The 2011 brouhaha began when Apple told developers and publishers that they must remove all links within their apps to outside-the-App-Store purchasing methods, as the store would now support in-app purchases. For that support, Apple said it deserved its cut. The face-off ended when Amazon deleted a link to its online store within its iOS Kindle apps, and required -- as it still does -- that customers browse to amazon.com via Safari to buy an e-book.
Amazon wasn't alone in blinking; Google also complied with the new in-app publishing rules around the same time.
"Calling [this method] the 'Kindle app approach' is interesting," said Miller, of the long-time workaround that steers customers to the Web to avoid Apple's 30%. "Amazon is one of the most inconvenient apps because of it. But in a Kindle app, [the manual browsing to the store] is required for Amazon's entire content channel. It's not just a one-time thing."
Since SkyDrive customers will be stepping outside the app only when they change storage plan, the Apple rule makes SkyDrive less inconvenient for users than the Kindle apps on iOS, Miller argued. That may have been at the front of Microsoft's mind when it agreed to strip all SkyDrive storage purchase opportunities from the new app.

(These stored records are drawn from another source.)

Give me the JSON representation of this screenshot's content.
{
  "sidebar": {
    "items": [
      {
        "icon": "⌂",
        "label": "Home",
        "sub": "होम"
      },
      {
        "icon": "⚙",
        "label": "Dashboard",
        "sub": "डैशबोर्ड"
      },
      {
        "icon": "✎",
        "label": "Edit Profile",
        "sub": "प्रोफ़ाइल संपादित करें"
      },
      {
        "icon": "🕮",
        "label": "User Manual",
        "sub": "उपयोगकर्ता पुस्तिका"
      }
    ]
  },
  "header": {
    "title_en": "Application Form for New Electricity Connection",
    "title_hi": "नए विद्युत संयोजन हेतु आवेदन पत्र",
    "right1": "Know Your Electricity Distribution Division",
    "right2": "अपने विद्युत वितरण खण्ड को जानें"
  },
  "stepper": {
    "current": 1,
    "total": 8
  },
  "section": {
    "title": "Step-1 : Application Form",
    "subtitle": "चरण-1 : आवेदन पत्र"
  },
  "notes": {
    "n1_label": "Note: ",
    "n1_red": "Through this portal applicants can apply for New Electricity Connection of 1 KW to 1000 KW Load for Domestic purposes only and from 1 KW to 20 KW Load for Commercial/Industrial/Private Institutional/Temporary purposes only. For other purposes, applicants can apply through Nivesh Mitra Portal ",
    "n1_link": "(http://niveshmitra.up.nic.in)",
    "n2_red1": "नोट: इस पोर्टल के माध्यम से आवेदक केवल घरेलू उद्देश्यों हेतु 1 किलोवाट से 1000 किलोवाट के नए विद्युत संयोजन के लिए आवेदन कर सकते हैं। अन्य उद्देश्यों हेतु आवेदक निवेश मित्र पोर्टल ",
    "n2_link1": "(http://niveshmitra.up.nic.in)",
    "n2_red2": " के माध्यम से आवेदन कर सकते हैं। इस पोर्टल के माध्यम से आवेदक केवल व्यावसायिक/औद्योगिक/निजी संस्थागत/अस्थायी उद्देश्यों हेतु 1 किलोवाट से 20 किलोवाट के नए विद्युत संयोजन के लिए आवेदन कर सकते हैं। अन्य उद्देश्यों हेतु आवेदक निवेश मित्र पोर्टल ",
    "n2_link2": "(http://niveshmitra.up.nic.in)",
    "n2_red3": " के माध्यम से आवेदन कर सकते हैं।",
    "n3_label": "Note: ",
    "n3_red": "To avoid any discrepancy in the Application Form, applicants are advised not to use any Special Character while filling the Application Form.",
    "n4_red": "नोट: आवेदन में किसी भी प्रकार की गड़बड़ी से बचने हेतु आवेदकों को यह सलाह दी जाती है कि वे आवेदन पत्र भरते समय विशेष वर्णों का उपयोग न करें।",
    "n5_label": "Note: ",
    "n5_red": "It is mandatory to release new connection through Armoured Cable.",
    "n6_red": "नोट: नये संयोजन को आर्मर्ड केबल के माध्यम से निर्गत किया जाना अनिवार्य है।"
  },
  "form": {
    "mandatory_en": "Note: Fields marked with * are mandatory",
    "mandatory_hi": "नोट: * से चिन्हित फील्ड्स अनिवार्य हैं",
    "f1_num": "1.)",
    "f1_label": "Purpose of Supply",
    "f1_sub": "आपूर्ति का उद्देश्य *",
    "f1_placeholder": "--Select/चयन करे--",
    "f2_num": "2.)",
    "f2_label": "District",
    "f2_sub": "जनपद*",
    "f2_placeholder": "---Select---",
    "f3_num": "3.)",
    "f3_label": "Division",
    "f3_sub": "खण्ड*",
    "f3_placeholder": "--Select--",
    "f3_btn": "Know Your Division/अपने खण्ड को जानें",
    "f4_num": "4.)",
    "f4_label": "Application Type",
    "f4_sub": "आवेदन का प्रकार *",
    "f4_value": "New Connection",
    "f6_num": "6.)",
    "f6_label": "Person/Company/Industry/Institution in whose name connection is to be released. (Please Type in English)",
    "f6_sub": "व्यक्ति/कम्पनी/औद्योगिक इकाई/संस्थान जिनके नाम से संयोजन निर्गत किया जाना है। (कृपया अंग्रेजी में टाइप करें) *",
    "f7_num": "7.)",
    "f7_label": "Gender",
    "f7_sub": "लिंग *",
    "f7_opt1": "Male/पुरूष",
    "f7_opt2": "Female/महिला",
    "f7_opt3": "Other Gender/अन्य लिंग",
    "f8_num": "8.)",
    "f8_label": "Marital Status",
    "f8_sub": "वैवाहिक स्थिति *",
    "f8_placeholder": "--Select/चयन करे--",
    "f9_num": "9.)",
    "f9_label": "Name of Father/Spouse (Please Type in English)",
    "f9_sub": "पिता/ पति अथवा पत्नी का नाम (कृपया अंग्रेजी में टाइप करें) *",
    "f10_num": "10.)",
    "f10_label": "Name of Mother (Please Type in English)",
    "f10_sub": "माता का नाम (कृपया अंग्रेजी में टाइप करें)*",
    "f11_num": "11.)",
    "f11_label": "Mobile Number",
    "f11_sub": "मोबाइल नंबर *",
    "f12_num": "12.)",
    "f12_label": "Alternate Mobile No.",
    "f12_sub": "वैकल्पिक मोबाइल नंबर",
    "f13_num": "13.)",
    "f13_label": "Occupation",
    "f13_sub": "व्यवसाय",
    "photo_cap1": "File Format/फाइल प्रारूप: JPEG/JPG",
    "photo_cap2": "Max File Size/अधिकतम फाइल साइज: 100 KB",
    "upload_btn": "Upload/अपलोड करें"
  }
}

"And it's easier for Microsoft to lead users to a purchase [on the Web] than for Amazon," Miller added, citing possibilities such as Skydrive.com, Microsoft's vast collection of other websites, and even the Office suite itself.
Because Microsoft could have done the SkyDrive upgrade this way -- pulling any reference to additional storage purchases -- months ago, it gives weight to the reports late last year that Microsoft and Apple were negotiating, or arguing, over Apple's slice of the App Store pie. If so, yesterday's SkyDrive shows Microsoft was unable to convince Apple to lower the number.
SkyDrive also adds credence to the theory -- which has gained headway in recent months -- that Microsoft will not sell future iOS Office apps in the App Store. If Microsoft was unwilling to share the relatively small income from SkyDrive storage purchases, Miller said, it would certainly not split the far more lucrative Office revenue with Cupertino.
Instead, said Miller, it increasingly appears that Microsoft will go with Option B: Tying Office iOS apps to a subscription to Office 365, its expanded line of rent-not-buy plans.
The $100-per-year Office 365 Home Premium, for example, gives a customer the right to install Office on up to five Windows PCs and Macs, as well as five mobile devices, including smartphones and tablets.